Olga Kefalogianni: Let’s go back to the start of 2012, before I took office. The year had a really negative start, with the instability, the demonstrations. And then between May and June, between the two elections to get a stable government in place, there was a stalemate in reservations. So when I took office at the end of June, the outlook was really bleak, but with the new government in place, and the message of stability out, we were able to attract a lot of last-minute travelers and end the year quite satisfactorily. The decrease in visitors was a marginal 5 percent from 2011, which was a record year for arrivals, due in part to the diversion created by the Arab Spring.

ET: What about 2013?

Olga Kefalogianni: Our goal this year is for a comeback. And the data from the first five months indicates that we are in line to establish a new record for arrivals, which of course has a very positive effect on the economy.

ET: What’s the relation between tourism and GDP?

Olga Kefalogianni: Currently tourism is 18 percent of GDP, but we’re looking to grow GDP and expect the tourism percentage to grow too. McKinsey has projected this as well.

ET: What about average visitor spend?

Olga Kefalogianni: Total revenue is down, so part of our interest is in attracting the higher-end segment of the market. And we have the luxury developments to do so. An Aman opened last year, and there’s the Costa Navarino. At the tourism board, we are a one-stop shop for tourism investment.

ET: India requires more than 110 permits for a new hotel to open, whereas Singapore requires 11. Where does Greece fall in that range?

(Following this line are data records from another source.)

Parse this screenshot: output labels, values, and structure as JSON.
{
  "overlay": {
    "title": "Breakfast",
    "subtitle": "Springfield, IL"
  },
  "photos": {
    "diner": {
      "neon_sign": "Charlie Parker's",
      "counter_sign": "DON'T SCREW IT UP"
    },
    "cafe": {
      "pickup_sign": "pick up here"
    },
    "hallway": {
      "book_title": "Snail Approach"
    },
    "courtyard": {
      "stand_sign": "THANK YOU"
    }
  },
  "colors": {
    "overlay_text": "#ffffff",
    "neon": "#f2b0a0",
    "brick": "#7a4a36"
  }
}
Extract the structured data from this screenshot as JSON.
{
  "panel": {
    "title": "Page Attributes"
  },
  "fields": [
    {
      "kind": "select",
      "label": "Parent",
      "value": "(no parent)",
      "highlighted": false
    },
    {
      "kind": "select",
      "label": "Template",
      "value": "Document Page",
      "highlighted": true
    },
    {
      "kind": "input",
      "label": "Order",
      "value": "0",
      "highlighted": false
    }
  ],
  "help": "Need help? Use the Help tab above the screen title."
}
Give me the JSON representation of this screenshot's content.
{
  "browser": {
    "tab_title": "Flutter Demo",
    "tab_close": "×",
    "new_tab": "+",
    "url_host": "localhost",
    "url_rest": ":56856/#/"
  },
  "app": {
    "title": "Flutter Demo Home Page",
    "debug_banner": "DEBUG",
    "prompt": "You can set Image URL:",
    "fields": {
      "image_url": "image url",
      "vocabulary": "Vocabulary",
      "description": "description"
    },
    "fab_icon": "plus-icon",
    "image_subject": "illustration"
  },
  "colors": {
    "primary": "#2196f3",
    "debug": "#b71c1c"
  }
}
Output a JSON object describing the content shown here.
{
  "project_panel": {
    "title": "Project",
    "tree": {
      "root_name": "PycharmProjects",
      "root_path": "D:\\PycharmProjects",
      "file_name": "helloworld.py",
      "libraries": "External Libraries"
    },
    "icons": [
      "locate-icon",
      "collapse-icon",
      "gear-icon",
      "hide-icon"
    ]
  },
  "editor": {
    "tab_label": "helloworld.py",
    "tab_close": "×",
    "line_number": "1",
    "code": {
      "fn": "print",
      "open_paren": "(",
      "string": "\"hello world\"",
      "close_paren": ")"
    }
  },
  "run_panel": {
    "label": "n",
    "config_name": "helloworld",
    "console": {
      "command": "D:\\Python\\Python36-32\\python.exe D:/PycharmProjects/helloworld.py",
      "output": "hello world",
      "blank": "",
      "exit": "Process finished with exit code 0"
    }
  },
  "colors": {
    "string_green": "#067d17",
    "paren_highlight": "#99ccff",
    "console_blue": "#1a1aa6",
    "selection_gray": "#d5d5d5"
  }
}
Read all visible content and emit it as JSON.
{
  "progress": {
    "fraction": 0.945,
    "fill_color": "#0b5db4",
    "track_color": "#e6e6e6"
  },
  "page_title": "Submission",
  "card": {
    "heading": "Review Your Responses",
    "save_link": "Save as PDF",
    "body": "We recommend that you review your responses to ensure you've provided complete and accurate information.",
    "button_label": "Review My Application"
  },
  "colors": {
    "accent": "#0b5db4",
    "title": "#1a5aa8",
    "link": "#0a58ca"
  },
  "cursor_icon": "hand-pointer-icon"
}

Olga Kefalogianni: We used to require 23, and now we’re down to five. With the new government, we’ve really focused on tackling bureaucracy and structural problems. Currently, of 20 investment projects in the pipeline, all have to do with the high end— resorts as well as special tourism structures, like golf and spa. Something new that we are offering is second homes. Of course, people can always go the real estate route, but for the first time we are offering luxury residences within a tourist complex. The Aman, for example, will have a residence component, as will the Costa Navarino. We’re not going mass-market on these, but rather keeping them very high-end.

ET: What are other parts of your core strategy?

Olga Kefalogianni: We’re looking to promote new destinations in Greece. To move beyond Athens, Mykonos and Santorini, which are known the world over, beyond Rhodes and Crete, which are well known in Europe. We have ski resorts, we have mountains, monasteries built into rocky peaks. Of course we have beautiful sea and sun, but we want to extend the season, to encourage thematic tourism as well. There are cultural routes that are becoming popular, like an Alexander the Great tour starting in the north, and religious tourism is very big…and not just for the Greek Orthodox, but for others too. The Japanese, for example, are very interested in Greece’s religious heritage. Wellness and spa is another draw—we have a wealth of natural thermal springs. Greek gastronomy and cuisine, another focus, plays into wellness. We have wonderful fruit, vegetables and fish. Greek wine, Greek olive oil, and certainly Greek yogurt, are making themselves known around the world.

ET: Is there anything else you’d like to add?

Olga Kefalogianni: Tourism in Greece has certainly shown resilience, and while we are very popular among Europeans, we are also looking to other markets, including the Middle East and Asia. I should also mention that there are investment opportunities in state-owned properties as well, such as marinas located in particularly strategic locations. The largest marina in Athens, for example, is currently in the process of being privatized.